That exchange confirmed that all were not there to support the fish. Words like “us” were used, as opposed to a word like “those”. It seems rebuilding a fishery begins with separating amounts of fish for “us” as opposed to ensuring “those” fish are protected. Some supported taking smaller fish while others were trying to rebuild before a collapse. It was also disappointing to hear a well-known local captain support Option 2. Because he supports several boats and crews, shouldn’t that make him much more keen to rebuilding two important stocks so he doesn’t catch his way to the bottom of his bottom line?
Even bluefish, which we have enjoyed in seemingly astronomical numbers, are being divided to three fish per day for recreational anglers and five fish per day for for-hire boats, which should be exactly for what Mr. Chatowsky was asking. So following the lines here, the bluefish stock is in serious trouble so let’s have recreational fishermen take three and “us” for-hire fishermen take five, because we paid more for our licenses and take people fishing who aren’t required to get a license, which is what fuels the outreach, access point rebuilding and data gathering, which is then used to protect “those” fish.

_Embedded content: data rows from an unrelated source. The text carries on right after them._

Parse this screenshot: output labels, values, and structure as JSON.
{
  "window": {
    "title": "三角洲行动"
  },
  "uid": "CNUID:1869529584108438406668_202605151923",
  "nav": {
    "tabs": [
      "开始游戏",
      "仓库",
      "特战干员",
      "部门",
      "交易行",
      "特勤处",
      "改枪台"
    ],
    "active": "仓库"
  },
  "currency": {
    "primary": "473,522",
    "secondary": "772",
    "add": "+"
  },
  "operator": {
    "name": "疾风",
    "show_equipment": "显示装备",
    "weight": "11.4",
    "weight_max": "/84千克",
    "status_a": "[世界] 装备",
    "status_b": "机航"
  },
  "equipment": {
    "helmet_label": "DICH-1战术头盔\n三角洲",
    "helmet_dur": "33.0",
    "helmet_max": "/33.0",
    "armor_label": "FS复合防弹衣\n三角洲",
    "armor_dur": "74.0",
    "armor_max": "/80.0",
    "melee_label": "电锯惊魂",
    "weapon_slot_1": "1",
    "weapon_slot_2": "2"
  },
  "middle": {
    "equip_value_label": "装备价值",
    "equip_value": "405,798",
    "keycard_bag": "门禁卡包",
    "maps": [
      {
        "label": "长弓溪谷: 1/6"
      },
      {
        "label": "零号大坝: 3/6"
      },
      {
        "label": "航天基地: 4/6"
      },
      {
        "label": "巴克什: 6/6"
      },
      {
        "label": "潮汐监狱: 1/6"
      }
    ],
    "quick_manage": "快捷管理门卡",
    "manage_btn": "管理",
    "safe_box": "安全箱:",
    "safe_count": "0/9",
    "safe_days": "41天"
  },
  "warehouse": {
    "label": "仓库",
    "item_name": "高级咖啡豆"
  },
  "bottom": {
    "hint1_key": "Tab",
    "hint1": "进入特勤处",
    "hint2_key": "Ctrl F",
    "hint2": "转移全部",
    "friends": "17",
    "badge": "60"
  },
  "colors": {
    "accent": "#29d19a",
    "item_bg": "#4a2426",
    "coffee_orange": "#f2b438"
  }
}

That’s a ragged line.
Money is the hook. Clearly we all want more fish and more money but as the American Saltwater Guides Association keeps advocating, abundance is what builds those businesses and you don’t build abundance by supporting plans to take as many or as small a fish as you can.
Peter Jenkins, owner of The Saltwater Edge, called for coastal equivalency, so that all states are held accountable if they fail to meet reductions. When a for-hire boat captain reminds the room that he has a fuel bill and insurance and a mate to keep busy for a season, he or she ignores that bait and tackle shops also have oil bills, insurance and full time, year round employees, so as Mr. Zambrotta commented, the highs and lows should be shared equally. It should be the same for states as well.
If the motivation is to continue in business, why didn’t anyone break into a sweat with an argument that we’re in a perfect place to affect change right now, rebuild and celebrate abundance for decades or at least, at minimum, some level of equivalency?
It’s disappointing to be going down this road again, especially for bass.
It’s disappointing for sure because that elephant Captain McMurray mentioned might just land on all of us when we’re sitting at the dock talking about how many fish there used to be.
You have until February 23 at 4:00 p.m. to file your approval, displeasure or alternative plan to be considered for the Addendum VI to Amendment 6 to the Atlantic Striped Bass Interstate Fishery Management Plan. Send it, please, to Max Appleman at firstname.lastname@example.org.
Todd Corayer is a lifelong fisherman and occasional hunter whose writing relies far too much on sarcasm and other people’s honest fish stories while seeing words as puzzle pieces which occasionally all fit together perfectly, which is pure magic.